Broadway revved its engines in advance of the upcoming holiday bonanza, with B.O. at nearly every show on the boards logging a sales upswing.
One of the largest B.O. bumps of the sesh came at “How to Succeed in Business Without Really Trying” ($1,037,547), which rose by about $135,000 (or 15%) to rejoin the millionaires’ club. The show likely benefited in part from the last-minute biz of theatergoers looking catch star Daniel Radcliffe before he exits the production in early January,
A total of seven productions topped the $1 million mark, including ultra-hot “Hugh Jackman, Back on Broadway” ($1,545,033), which once against broke the house record at the Broadhurst Theater and posted an average price paid per ticket of more than $160. Meanwhile, “The Lion King” ($1,791,917) remained in the top spot, just ahead of “Wicked” ($1,777,817), the tuner that more frequently heads up the class.
Logging sales bumps of 15% each were “Mary Poppins” ($901,872) and “The Phantom of the Opera” ($806,048), both of which are reliable indicators of Broadway’s tourist-biz tides. Last week, it seems, the tide was rising, and will likely hit its high during the week between Christmas and New Year’s.
Biggest dip of the sesh was at Harry Connick Jr. starrer “On a Clear Day You Can See Forever” ($644,462), a $150,000 drop that comes with the caveat that the sesh incorporated the production’s comp-heavy press perfs as well as its Dec. 11 opening. Same footnote applies to the dip at “Stick Fly” ($265,552), which bowed Dec. 8.
Elsewhere, “Relatively Speaking” ($451,016), the triple-bill of one-acts that had reported relatively strong B.O. in its early frames on the boards, seems to be losing some steam, while “Chinglish” ($215,968) struggled to put butts in seats, attracting auds at less than 40% of capacity.
Overall Rialto cume rose $1.2 million to $25 million for 33 shows now running. Attendance was up by about 13,000 to 258,572, which came in at about 79% of Streetwide capacity.
Only one more show remains to open before the holidays: “Lysistrata Jones” ($108,138), which opens Wednesday, can use all the critical support it can get.
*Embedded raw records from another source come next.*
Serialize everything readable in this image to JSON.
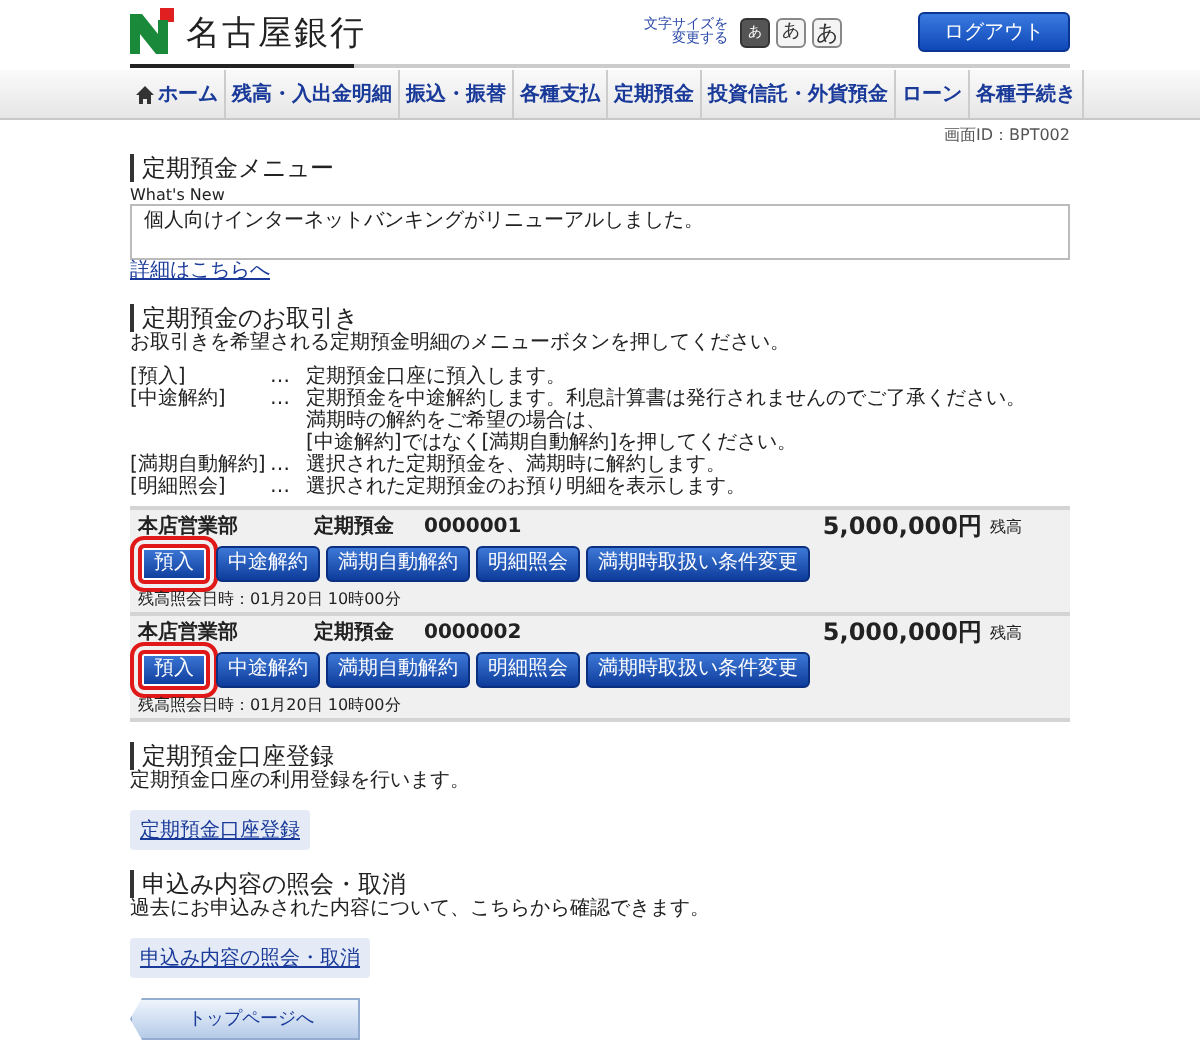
{
  "header": {
    "bank_name": "名古屋銀行",
    "font_size_label": [
      "文字サイズを",
      "変更する"
    ],
    "font_size_buttons": [
      {
        "label": "あ",
        "selected": true
      },
      {
        "label": "あ",
        "selected": false
      },
      {
        "label": "あ",
        "selected": false
      }
    ],
    "logout": "ログアウト"
  },
  "nav": [
    {
      "label": "ホーム",
      "kind": "home"
    },
    {
      "label": "残高・入出金明細",
      "kind": "text"
    },
    {
      "label": "振込・振替",
      "kind": "text"
    },
    {
      "label": "各種支払",
      "kind": "text"
    },
    {
      "label": "定期預金",
      "kind": "text"
    },
    {
      "label": "投資信託・外貨預金",
      "kind": "text"
    },
    {
      "label": "ローン",
      "kind": "text"
    },
    {
      "label": "各種手続き",
      "kind": "text"
    }
  ],
  "screen_id": "画面ID：BPT002",
  "page_title": "定期預金メニュー",
  "whats_new": {
    "label": "What's New",
    "message": "個人向けインターネットバンキングがリニューアルしました。",
    "link": "詳細はこちらへ"
  },
  "transactions": {
    "title": "定期預金のお取引き",
    "description": "お取引きを希望される定期預金明細のメニューボタンを押してください。",
    "legend": [
      {
        "term": "[預入]",
        "sep": "…",
        "text": [
          "定期預金口座に預入します。"
        ]
      },
      {
        "term": "[中途解約]",
        "sep": "…",
        "text": [
          "定期預金を中途解約します。利息計算書は発行されませんのでご了承ください。",
          "満期時の解約をご希望の場合は、",
          "[中途解約]ではなく[満期自動解約]を押してください。"
        ]
      },
      {
        "term": "[満期自動解約]",
        "sep": "…",
        "text": [
          "選択された定期預金を、満期時に解約します。"
        ]
      },
      {
        "term": "[明細照会]",
        "sep": "…",
        "text": [
          "選択された定期預金のお預り明細を表示します。"
        ]
      }
    ],
    "accounts": [
      {
        "branch": "本店営業部",
        "type": "定期預金",
        "number": "0000001",
        "amount": "5,000,000円",
        "amount_label": "残高",
        "buttons": [
          {
            "label": "預入",
            "highlighted": true
          },
          {
            "label": "中途解約",
            "highlighted": false
          },
          {
            "label": "満期自動解約",
            "highlighted": false
          },
          {
            "label": "明細照会",
            "highlighted": false
          },
          {
            "label": "満期時取扱い条件変更",
            "highlighted": false
          }
        ],
        "timestamp": "残高照会日時：01月20日 10時00分"
      },
      {
        "branch": "本店営業部",
        "type": "定期預金",
        "number": "0000002",
        "amount": "5,000,000円",
        "amount_label": "残高",
        "buttons": [
          {
            "label": "預入",
            "highlighted": true
          },
          {
            "label": "中途解約",
            "highlighted": false
          },
          {
            "label": "満期自動解約",
            "highlighted": false
          },
          {
            "label": "明細照会",
            "highlighted": false
          },
          {
            "label": "満期時取扱い条件変更",
            "highlighted": false
          }
        ],
        "timestamp": "残高照会日時：01月20日 10時00分"
      }
    ]
  },
  "sections": [
    {
      "title": "定期預金口座登録",
      "description": "定期預金口座の利用登録を行います。",
      "link": "定期預金口座登録"
    },
    {
      "title": "申込み内容の照会・取消",
      "description": "過去にお申込みされた内容について、こちらから確認できます。",
      "link": "申込み内容の照会・取消"
    }
  ],
  "top_page_button": "トップページへ"
}
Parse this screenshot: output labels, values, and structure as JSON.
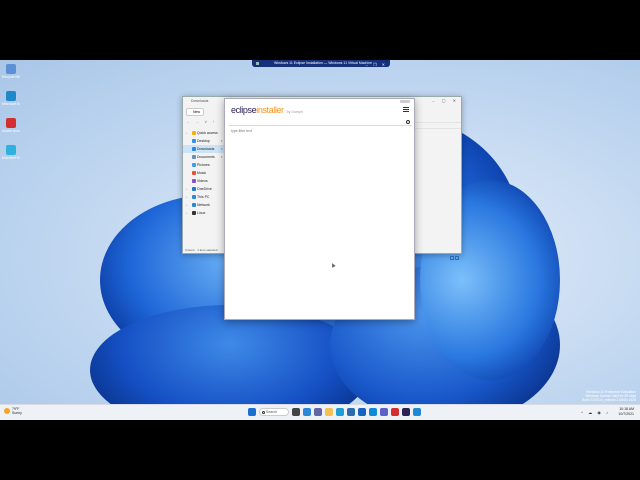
{
  "remote_bar": {
    "title": "Windows 11 Eclipse Installation — Windows 11 Virtual Machine"
  },
  "desktop": {
    "icons": [
      {
        "label": "Recycle Bin",
        "color": "#5c8fd6"
      },
      {
        "label": "Microsoft Edge",
        "color": "#1e88c9"
      },
      {
        "label": "Adobe Acrobat",
        "color": "#d32f2f"
      },
      {
        "label": "Microsoft Edge",
        "color": "#2fb1e0"
      }
    ],
    "watermark": {
      "line1": "Windows 11 Enterprise Evaluation",
      "line2": "Windows License valid for 89 days",
      "line3": "Build 22000.ni_release.210604-1628"
    }
  },
  "explorer": {
    "title": "Downloads",
    "new_button": "New",
    "nav_items": [
      {
        "label": "Quick access",
        "icon": "star-icon",
        "color": "#f4b400"
      },
      {
        "label": "Desktop",
        "icon": "desktop-icon",
        "color": "#3a8ee6"
      },
      {
        "label": "Downloads",
        "icon": "download-icon",
        "color": "#2b88d8",
        "selected": true
      },
      {
        "label": "Documents",
        "icon": "documents-icon",
        "color": "#6b8fb3"
      },
      {
        "label": "Pictures",
        "icon": "pictures-icon",
        "color": "#3aa0e8"
      },
      {
        "label": "Music",
        "icon": "music-icon",
        "color": "#e2543b"
      },
      {
        "label": "Videos",
        "icon": "videos-icon",
        "color": "#8a4fd0"
      },
      {
        "label": "OneDrive",
        "icon": "cloud-icon",
        "color": "#1f78d1"
      },
      {
        "label": "This PC",
        "icon": "pc-icon",
        "color": "#2b88d8"
      },
      {
        "label": "Network",
        "icon": "network-icon",
        "color": "#2b88d8"
      },
      {
        "label": "Linux",
        "icon": "linux-icon",
        "color": "#333333"
      }
    ],
    "status_items": "3 items",
    "status_selected": "1 item selected"
  },
  "installer": {
    "logo_part1": "eclipse",
    "logo_part2": "installer",
    "logo_by": "by Oomph",
    "filter_placeholder": "type filter text"
  },
  "taskbar": {
    "weather_temp": "79°F",
    "weather_desc": "Sunny",
    "search_label": "Search",
    "apps": [
      {
        "name": "windows-start-icon",
        "color": "#1b6fd1"
      },
      {
        "name": "task-view-icon",
        "color": "#444444"
      },
      {
        "name": "widgets-icon",
        "color": "#2b88d8"
      },
      {
        "name": "chat-icon",
        "color": "#6264a7"
      },
      {
        "name": "file-explorer-icon",
        "color": "#f2c14e"
      },
      {
        "name": "edge-icon",
        "color": "#1e9ed6"
      },
      {
        "name": "store-icon",
        "color": "#2b6cb0"
      },
      {
        "name": "mail-icon",
        "color": "#1565c0"
      },
      {
        "name": "photos-icon",
        "color": "#0f8bd6"
      },
      {
        "name": "teams-icon",
        "color": "#5b5fc7"
      },
      {
        "name": "acrobat-icon",
        "color": "#d32f2f"
      },
      {
        "name": "eclipse-icon",
        "color": "#2c2255"
      },
      {
        "name": "vscode-icon",
        "color": "#1f8ad2"
      }
    ],
    "time": "10:18 AM",
    "date": "10/7/2021"
  }
}
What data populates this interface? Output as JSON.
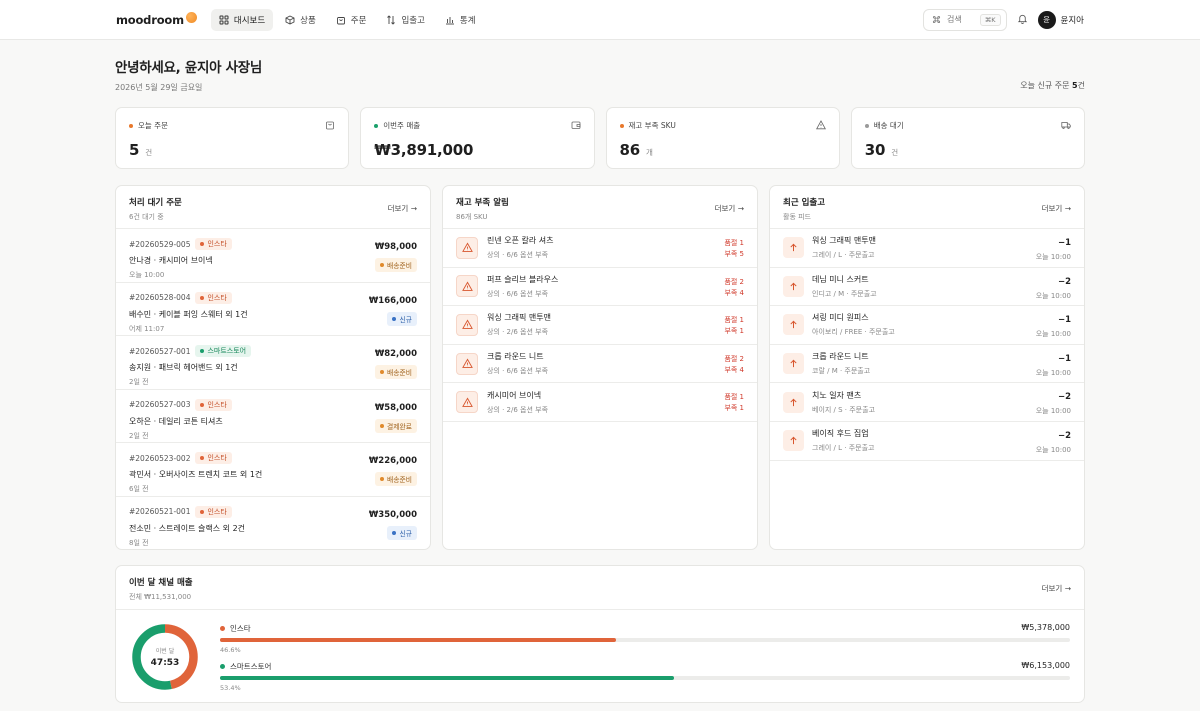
{
  "brand": "moodroom",
  "nav": [
    {
      "label": "대시보드",
      "icon": "grid-icon",
      "active": true
    },
    {
      "label": "상품",
      "icon": "box-icon"
    },
    {
      "label": "주문",
      "icon": "bag-icon"
    },
    {
      "label": "입출고",
      "icon": "arrows-updown-icon"
    },
    {
      "label": "통계",
      "icon": "bar-chart-icon"
    }
  ],
  "search": {
    "label": "검색",
    "shortcut": "⌘K"
  },
  "user": {
    "initial": "윤",
    "name": "윤지아"
  },
  "greeting": {
    "title": "안녕하세요, 윤지아 사장님",
    "date": "2026년 5월 29일 금요일",
    "new_orders_prefix": "오늘 신규 주문 ",
    "new_orders_count": "5",
    "new_orders_suffix": "건"
  },
  "stats": [
    {
      "label": "오늘 주문",
      "value": "5",
      "unit": "건",
      "color": "#e8782c",
      "icon": "bag-icon"
    },
    {
      "label": "이번주 매출",
      "value": "₩3,891,000",
      "unit": "",
      "color": "#1aa06b",
      "icon": "wallet-icon"
    },
    {
      "label": "재고 부족 SKU",
      "value": "86",
      "unit": "개",
      "color": "#e8782c",
      "icon": "warning-icon"
    },
    {
      "label": "배송 대기",
      "value": "30",
      "unit": "건",
      "color": "#9a9a9a",
      "icon": "truck-icon"
    }
  ],
  "orders_panel": {
    "title": "처리 대기 주문",
    "sub": "6건 대기 중",
    "more": "더보기 →",
    "orders": [
      {
        "id": "#20260529-005",
        "channel": "인스타",
        "channel_type": "insta",
        "name": "안나경 · 캐시미어 브이넥",
        "time": "오늘 10:00",
        "amount": "₩98,000",
        "status": "배송준비",
        "status_type": "prep"
      },
      {
        "id": "#20260528-004",
        "channel": "인스타",
        "channel_type": "insta",
        "name": "배수민 · 케이블 퍼잉 스웨터 외 1건",
        "time": "어제 11:07",
        "amount": "₩166,000",
        "status": "신규",
        "status_type": "new"
      },
      {
        "id": "#20260527-001",
        "channel": "스마트스토어",
        "channel_type": "smart",
        "name": "송지원 · 패브릭 헤어밴드 외 1건",
        "time": "2일 전",
        "amount": "₩82,000",
        "status": "배송준비",
        "status_type": "prep"
      },
      {
        "id": "#20260527-003",
        "channel": "인스타",
        "channel_type": "insta",
        "name": "오하은 · 데일리 코튼 티셔츠",
        "time": "2일 전",
        "amount": "₩58,000",
        "status": "결제완료",
        "status_type": "paid"
      },
      {
        "id": "#20260523-002",
        "channel": "인스타",
        "channel_type": "insta",
        "name": "곽민서 · 오버사이즈 트렌치 코트 외 1건",
        "time": "6일 전",
        "amount": "₩226,000",
        "status": "배송준비",
        "status_type": "prep"
      },
      {
        "id": "#20260521-001",
        "channel": "인스타",
        "channel_type": "insta",
        "name": "전소민 · 스트레이트 슬랙스 외 2건",
        "time": "8일 전",
        "amount": "₩350,000",
        "status": "신규",
        "status_type": "new"
      }
    ]
  },
  "stock_panel": {
    "title": "재고 부족 알림",
    "sub": "86개 SKU",
    "more": "더보기 →",
    "items": [
      {
        "name": "린넨 오픈 칼라 셔츠",
        "sub": "상의 · 6/6 옵션 부족",
        "out": "품절 1",
        "low": "부족 5"
      },
      {
        "name": "퍼프 슬리브 블라우스",
        "sub": "상의 · 6/6 옵션 부족",
        "out": "품절 2",
        "low": "부족 4"
      },
      {
        "name": "워싱 그래픽 맨투맨",
        "sub": "상의 · 2/6 옵션 부족",
        "out": "품절 1",
        "low": "부족 1"
      },
      {
        "name": "크롭 라운드 니트",
        "sub": "상의 · 6/6 옵션 부족",
        "out": "품절 2",
        "low": "부족 4"
      },
      {
        "name": "캐시미어 브이넥",
        "sub": "상의 · 2/6 옵션 부족",
        "out": "품절 1",
        "low": "부족 1"
      }
    ]
  },
  "io_panel": {
    "title": "최근 입출고",
    "sub": "활동 피드",
    "more": "더보기 →",
    "items": [
      {
        "name": "워싱 그래픽 맨투맨",
        "sub": "그레이 / L · 주문출고",
        "qty": "−1",
        "time": "오늘 10:00"
      },
      {
        "name": "데님 미니 스커트",
        "sub": "인디고 / M · 주문출고",
        "qty": "−2",
        "time": "오늘 10:00"
      },
      {
        "name": "셔링 미디 원피스",
        "sub": "아이보리 / FREE · 주문출고",
        "qty": "−1",
        "time": "오늘 10:00"
      },
      {
        "name": "크롭 라운드 니트",
        "sub": "코랄 / M · 주문출고",
        "qty": "−1",
        "time": "오늘 10:00"
      },
      {
        "name": "치노 일자 팬츠",
        "sub": "베이지 / S · 주문출고",
        "qty": "−2",
        "time": "오늘 10:00"
      },
      {
        "name": "베이직 후드 집업",
        "sub": "그레이 / L · 주문출고",
        "qty": "−2",
        "time": "오늘 10:00"
      }
    ]
  },
  "revenue": {
    "title": "이번 달 채널 매출",
    "sub": "전체 ₩11,531,000",
    "more": "더보기 →",
    "donut_caption": "이번 달",
    "donut_value": "47:53",
    "channels": [
      {
        "name": "인스타",
        "amount": "₩5,378,000",
        "pct_label": "46.6%",
        "pct": 46.6,
        "color": "#e0643a"
      },
      {
        "name": "스마트스토어",
        "amount": "₩6,153,000",
        "pct_label": "53.4%",
        "pct": 53.4,
        "color": "#1a9e6c"
      }
    ]
  }
}
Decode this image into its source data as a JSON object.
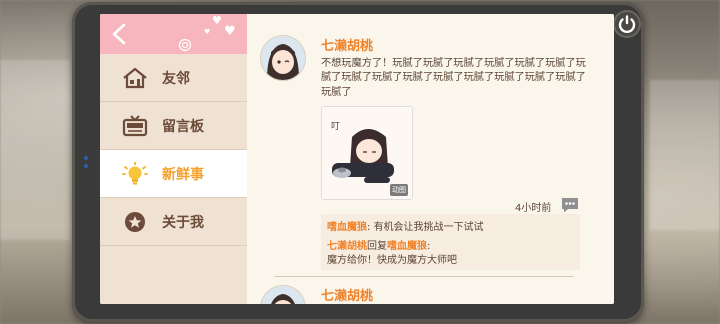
{
  "sidebar": {
    "items": [
      {
        "label": "友邻",
        "icon": "house-icon"
      },
      {
        "label": "留言板",
        "icon": "radio-icon"
      },
      {
        "label": "新鲜事",
        "icon": "lightbulb-icon",
        "active": true
      },
      {
        "label": "关于我",
        "icon": "star-badge-icon"
      }
    ]
  },
  "feed": {
    "post": {
      "author": "七濑胡桃",
      "text": "不想玩魔方了！玩腻了玩腻了玩腻了玩腻了玩腻了玩腻了玩腻了玩腻了玩腻了玩腻了玩腻了玩腻了玩腻了玩腻了玩腻了玩腻了",
      "image_badge": "动图",
      "image_text": "叮",
      "time": "4小时前",
      "comments": [
        {
          "author": "嗜血魔狼",
          "sep": ": ",
          "text": "有机会让我挑战一下试试"
        },
        {
          "author": "七濑胡桃",
          "mid": "回复",
          "target": "嗜血魔狼",
          "sep": ":",
          "text": "魔方给你！快成为魔方大师吧"
        }
      ]
    },
    "next_post": {
      "author": "七濑胡桃"
    }
  },
  "colors": {
    "accent_orange": "#f0832a",
    "sidebar_bg": "#efe2d2",
    "header_pink": "#f7b6bd",
    "text_brown": "#5d4536"
  }
}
Show did well with reviewers in its Off Broadway preem and seems poised to repeat this week, but whether a thumbs-up in the press will be enough to attract auds remains to be seen.